- Appreciate the struggle. Sanctification is a lifelong spiritual battle, an ongoing conflict between the flesh and the Spirit (Gal 5:16-17). Though we may lose individual battles, a sustained struggle to resist sin and honor the Lord is itself a sign of spiritual life. So are grief over and hatred of our offenses against God.
- Use the means of grace. Spiritual disciplines like Bible-reading, prayer, and church attendance do require the exercise of the will, but don’t view them as mere disciplines. View them as ways through which God ministers his sanctifying grace to you. You cannot increase your affection to Christ or decrease your desire for sin. But you can diligently draw near to the instruments through which God himself works within you. You may not realize just how regularly you need these means of grace or how the Lord is gently using them. Consider the influence of fellow believers, for example. Hebrews 3:13says, “But exhort one another every day, as long as it is called ‘today,’ that none of you may be hardened by the deceitfulness of sin” (emphasis added).
- Deal ruthlessly with sin.
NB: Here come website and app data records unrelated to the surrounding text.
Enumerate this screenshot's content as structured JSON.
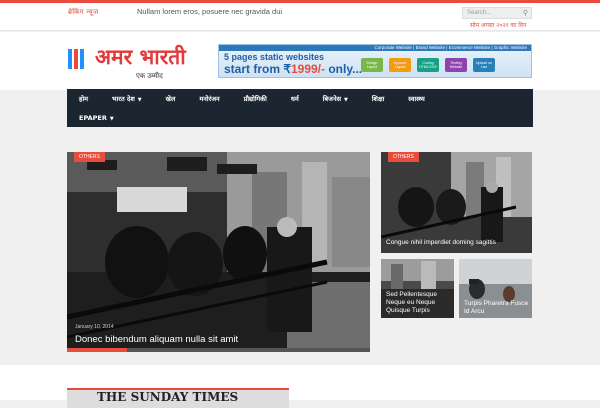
{
  "topbar": {
    "breaking_label": "ब्रेकिंग न्यूज",
    "ticker": "Nullam lorem eros, posuere nec gravida dui",
    "search_placeholder": "Search...",
    "date": "सोम अगस्त २०२१ का दिन"
  },
  "header": {
    "logo_text": "अमर भारती",
    "logo_tagline": "एक उम्मीद",
    "banner": {
      "header_text": "Corporate Website | Brand Website | Ecommerce Website | Graphic Website",
      "line1": "5 pages static websites",
      "line2_prefix": "start from ₹",
      "price": "1999/-",
      "line2_suffix": " only...",
      "steps": [
        "Design Layout",
        "Approve Layout",
        "Coding HTML/CSS",
        "Testing Website",
        "Upload on Live"
      ]
    }
  },
  "nav": {
    "row1": [
      {
        "label": "होम",
        "dropdown": false
      },
      {
        "label": "भारत देश",
        "dropdown": true
      },
      {
        "label": "खेल",
        "dropdown": false
      },
      {
        "label": "मनोरंजन",
        "dropdown": false
      },
      {
        "label": "प्रौद्योगिकी",
        "dropdown": false
      },
      {
        "label": "धर्म",
        "dropdown": false
      },
      {
        "label": "बिजनेस",
        "dropdown": true
      },
      {
        "label": "शिक्षा",
        "dropdown": false
      },
      {
        "label": "स्वास्थ्य",
        "dropdown": false
      }
    ],
    "row2": [
      {
        "label": "EPAPER",
        "dropdown": true
      }
    ]
  },
  "featured": {
    "main": {
      "category": "OTHERS",
      "date": "January 10, 2014",
      "title": "Donec bibendum aliquam nulla sit amit"
    },
    "side_top": {
      "category": "OTHERS",
      "title": "Congue nihil imperdiet doming sagittis"
    },
    "side_bottom_left": {
      "title": "Sed Pellentesque Neque eu Neque Quisque Turpis"
    },
    "side_bottom_right": {
      "title": "Turpis Pharetra Fusce Id Arcu"
    }
  },
  "bottom": {
    "newspaper_text": "THE SUNDAY TIMES"
  }
}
Do whatever you can to eliminate sources of temptation (Matt 5:29-30). This may require significantly reorienting the patterns of your life. And as soon as you become aware of having failed, confess it to the Lord and ask him to cleanse your conscience through the blood of Christ (1 John 1:9). If you find it difficult to repent, pray through penitential passages like Psalm 51. For more specific guidance on resisting sin, I’d highly recommend the writings of the Puritan John Owen (click here, or for a more accessible resource click here). Recognize, however, that Christian living isn’t just about mortification. Replace sinful patterns by nurturing the corresponding virtues of godliness through the power of the Spirit (Eph 4:25ff).
- Keep the long term in view. Given what people have going against them, substantial fruit of regeneration may take considerable time to develop. Don’t evaluate yourself in terms of hours or days or weeks but in terms of months and years and perhaps even decades. God often works on a timeline different from ours. Part of the sanctification process is learning to depend on him and wait patiently on him to work even while we plod along in our pursuit of growth. At the same time, take note of and celebrate every “small” victory you experience through God’s enabling (Phil 2:12-13). You may be growing more than you realize.
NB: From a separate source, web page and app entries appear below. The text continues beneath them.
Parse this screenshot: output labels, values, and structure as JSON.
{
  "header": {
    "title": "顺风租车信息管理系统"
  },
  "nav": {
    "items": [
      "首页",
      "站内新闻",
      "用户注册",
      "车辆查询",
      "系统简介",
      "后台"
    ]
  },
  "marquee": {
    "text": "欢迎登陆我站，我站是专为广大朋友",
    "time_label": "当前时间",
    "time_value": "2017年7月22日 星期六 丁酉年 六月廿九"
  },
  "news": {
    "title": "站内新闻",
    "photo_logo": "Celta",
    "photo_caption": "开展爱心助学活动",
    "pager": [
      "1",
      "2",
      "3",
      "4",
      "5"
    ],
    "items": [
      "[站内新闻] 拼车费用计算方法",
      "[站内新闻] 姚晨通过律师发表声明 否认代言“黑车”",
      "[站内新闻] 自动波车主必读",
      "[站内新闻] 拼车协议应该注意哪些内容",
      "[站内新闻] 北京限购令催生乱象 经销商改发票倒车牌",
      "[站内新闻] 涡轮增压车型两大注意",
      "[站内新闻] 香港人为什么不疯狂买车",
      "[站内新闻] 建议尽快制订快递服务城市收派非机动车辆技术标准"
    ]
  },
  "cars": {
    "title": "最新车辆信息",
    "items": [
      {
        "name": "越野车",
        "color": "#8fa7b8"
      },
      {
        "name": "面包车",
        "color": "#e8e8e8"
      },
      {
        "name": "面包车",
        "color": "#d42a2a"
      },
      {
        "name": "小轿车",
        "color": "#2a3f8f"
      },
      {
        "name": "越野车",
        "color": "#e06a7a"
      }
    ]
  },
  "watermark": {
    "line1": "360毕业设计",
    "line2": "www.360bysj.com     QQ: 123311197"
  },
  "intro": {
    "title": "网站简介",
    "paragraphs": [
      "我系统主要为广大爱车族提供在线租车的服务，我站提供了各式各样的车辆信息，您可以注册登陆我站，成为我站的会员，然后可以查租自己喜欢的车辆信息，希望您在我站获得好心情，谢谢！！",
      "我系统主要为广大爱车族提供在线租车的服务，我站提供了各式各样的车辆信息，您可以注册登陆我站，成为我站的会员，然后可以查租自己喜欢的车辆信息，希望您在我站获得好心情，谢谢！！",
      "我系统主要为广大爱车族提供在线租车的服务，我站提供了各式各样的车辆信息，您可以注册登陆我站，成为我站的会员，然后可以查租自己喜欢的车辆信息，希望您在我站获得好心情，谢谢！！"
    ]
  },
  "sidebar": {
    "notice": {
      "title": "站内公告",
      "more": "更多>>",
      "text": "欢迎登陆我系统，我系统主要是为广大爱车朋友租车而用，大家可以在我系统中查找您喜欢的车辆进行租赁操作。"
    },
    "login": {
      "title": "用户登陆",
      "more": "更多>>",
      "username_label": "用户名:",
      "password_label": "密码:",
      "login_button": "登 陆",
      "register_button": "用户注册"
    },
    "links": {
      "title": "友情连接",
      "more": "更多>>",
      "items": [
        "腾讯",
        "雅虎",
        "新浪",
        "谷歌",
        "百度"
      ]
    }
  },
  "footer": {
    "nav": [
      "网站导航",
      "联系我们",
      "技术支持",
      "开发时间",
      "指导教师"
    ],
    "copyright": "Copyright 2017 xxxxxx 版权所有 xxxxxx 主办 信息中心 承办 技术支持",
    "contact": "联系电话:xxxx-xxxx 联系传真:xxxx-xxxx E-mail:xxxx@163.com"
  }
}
- Concentrate on Christ. Justification comes by faith in Christ alone (Rom 3:21-26). Sanctification involves divinely enabled effort, but it comes fundamentally through a growing relationship with Christ (2 Cor 3:18). Likewise, the assurance process includes self-evaluation (2 Cor 13:5), but it comes primarily as we look to Jesus. The whole book of Hebrews is designed to make this point. Yes, it includes scary warnings, but its main method for nurturing perseverance and assurance is to unfold the glories of the person and work of Christ. And if it turns out that someone isn’t regenerated, what else would God use to help him realize that and to bring him to saving faith? Whether the saying goes back to Robert Murray McCheyne, Richard Baxter, or whomever, it’s true and it’s liberating: “For every look at yourself, take ten looks at Christ.” Or maybe a hundred.
Photo credit: Nathan Cowley, pexels.com